While funerals are traditional in nature, memorial services are more casual or informal. People are at ease and not as grief-stricken as they are at a funeral or burial. Mourners are free to mingle and chat with loved ones and friends.
A Celebration of Life
Many times, slideshows or photo collages are displayed with images of the individual and his or her family and friends. Slideshows are usually played with the loved one’s favorite music in the background. Memorial services are not normally solemn events and attendees leave with a full heart.
What to Say at a Memorial Service
Your grandfather recently passed away after a long illness, and you’ve been asked to speak at his memorial service. You know he lived a long, happy and full life.
He was loved by many, and was a friend to everyone. Do you know what to say and how to present it? If you are nervous about expressing your thoughts in front of everyone — and really are at a loss for words — there are some things you can do to put yourself more at ease and present a memorial speech or eulogy your grandfather would be proud of.
Write Your Thoughts Down
Never speak at a memorial service unprepared. You may feel you know what to say, but when the time comes, you could be overcome with emotion or grief that you will forget. funeral program template is given.
Take some time and organize your thoughts. Talk to family members about their favorite times with their loved one. Look at old photos, videos or letters for inspiration. Then write from your heart in funeral programs.
Talk about your childhood with him or her and your favorite memories, jokes that were told and places you attended together. Make drafts and put final thoughts on note or index cards that you can easily keep in your pocket or purse. They will come in handy and help you with your speech.
Practice, Practice, Practice
Whether it’s in front of a mirror or with your best friend, practice what you are going to say. Videotape or record yourself so you can hear what you sound like and how you look. Make sure to stand up straight and look at your audience. If this is what makes you nervous, pick a spot or two in the room and keep those as your focal points.
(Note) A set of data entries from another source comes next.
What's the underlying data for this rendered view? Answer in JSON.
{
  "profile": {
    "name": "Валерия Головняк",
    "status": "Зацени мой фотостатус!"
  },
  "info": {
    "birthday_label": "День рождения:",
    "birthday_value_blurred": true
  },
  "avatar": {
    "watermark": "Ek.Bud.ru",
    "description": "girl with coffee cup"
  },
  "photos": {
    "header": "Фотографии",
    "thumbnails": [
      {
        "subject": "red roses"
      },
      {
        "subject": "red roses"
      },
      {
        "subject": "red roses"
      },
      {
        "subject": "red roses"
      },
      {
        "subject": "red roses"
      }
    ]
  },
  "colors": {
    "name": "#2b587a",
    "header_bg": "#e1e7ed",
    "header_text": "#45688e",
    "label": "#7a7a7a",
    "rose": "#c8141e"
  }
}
Use Visual Aids
This may sound like something you would use while giving a speech in English class, but visual aids do help. Books, photographs or even a favorite baseball cap are good visual props and give you something to talk about. Remember, your speech will inspire others to talk about the deceased person too.
Poems and Prayers
You can also read a few funeral program poems or recite a some of the deceased person’s favorite prayers or quotes during your memorial speech. While this ceremony is a celebration of life, it is also a time to say good-bye.
Reading and hearing inspirational words can help not only you but those in attendance with their grief journeys. If you like, you can make copies of these poems and hand them out at the service as keepsakes.
A Final Note
Many times, you will have more than a few days to work on your memorial speech, so you will know what to say at the memorial service when the time comes. It’s best to just be yourself and not stray from your notes. After practicing a few times, you will know what to say, how to say it and feel comfortable saying it.